To solve this, affiliate marketers and link managers use URL shortening. Many link managing tools also allow you to brand your links (i.e., to use a custom domain name), helping you build brand awareness and trust.
Some people try to steal other affiliate's earnings by replacing affiliate IDs, taking away legitimate affiliates' commissions.
When you use branded tracking links or URL shorteners, you are able to cloak your affiliate ID and prevent commission theft.
There are several tools that let affiliate marketers easily create and track branded or custom links. Mentioned below are a few top Affiliate Marketing Tracking Pixels providers:
Consider a Tag Manager
If you are using an affiliate tracking pixel then you need to know whether your company is utilizing a tag management solution. If you are using a tag manager, the next important question to ask is, is the affiliate tracking pixel managed within the tag manager?
Many companies had an affiliate program long before they implemented a tag management solution and during that implementation, they never included the affiliate pixel so it is not managed by the tag manager. This is important to know so you can figure out under what conditions your affiliate pixel will fire and credit an affiliate.
Most advertisers credit an affiliate if they are the last referrer before a conversion event occurs. If an affiliate is the second to the last referrer, they would not get credit for the conversion. In order for an advertiser to credit or not credit an affiliate, there needs to be logically applied to when/if the affiliate pixel fires (loads) on the thank you page. The easiest and most transparent way to do this is with a tag management solution.

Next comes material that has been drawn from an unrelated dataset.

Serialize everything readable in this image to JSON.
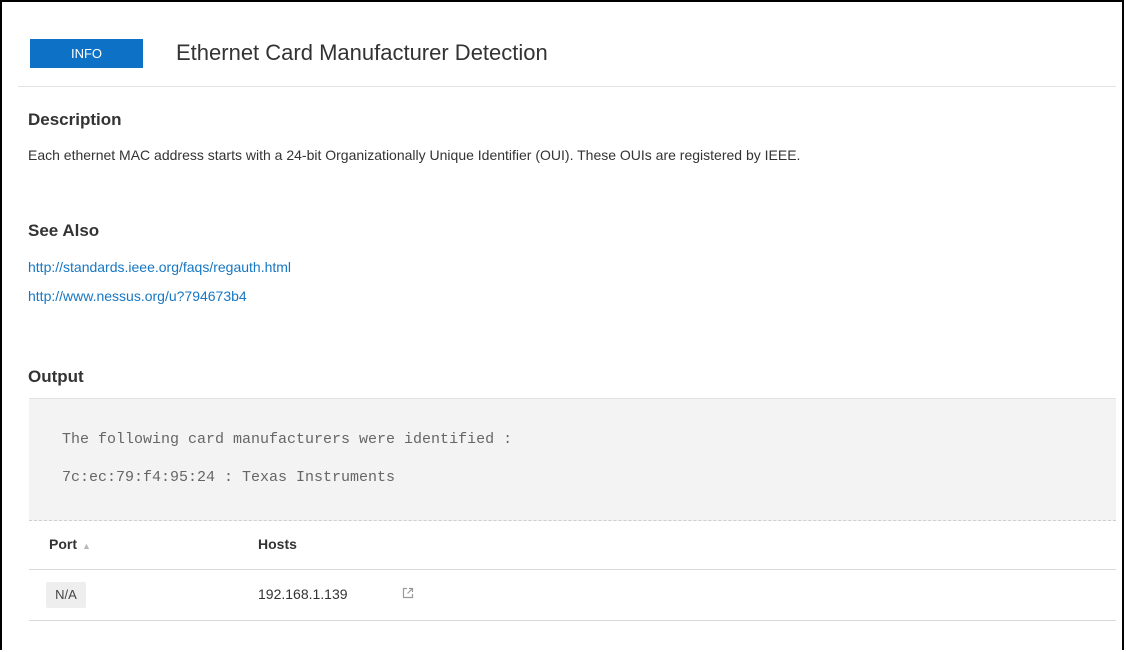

The benefit of using a tag manager is that the logic applied to the pixel firing rules is transparent and can be reviewed and tested to ensure it works as expected. If you are not using a tag manager and your developers have coded the pixel firing logic, it is very hard to review, test and troubleshoot their code (and they may be too busy to help you).
Some advertisers still have their tracking pixel hardcoded on their thank you page. This means the affiliate pixel will get fired for every conversion. This type of integration will over credit the affiliate channel. If an affiliate is involved in a conversion – regardless if they were last or thirtieth to the last referrer they will be paid a commission.
Some advertisers that integrate this way will review the conversions and determine who really should get credit (ex. affiliate or AdWords) and reverse out miscredited commissions later. Others intentionally want to credit affiliates that were involved in the customer journey, even if they weren’t last click.
You can check out my next article & find out all the Pixel tracking tools you need to link to all your marketing campaigns to get the most out of it.
An online website operator or sender adds the tracking pixel using a tag in the HTML file or email received by the website. This code provides an external link to the server pixel. When a user visits the destination page, the application processes the Html normally the browser of the user.
The following data can be acquired and analyzed with a tracking pixel.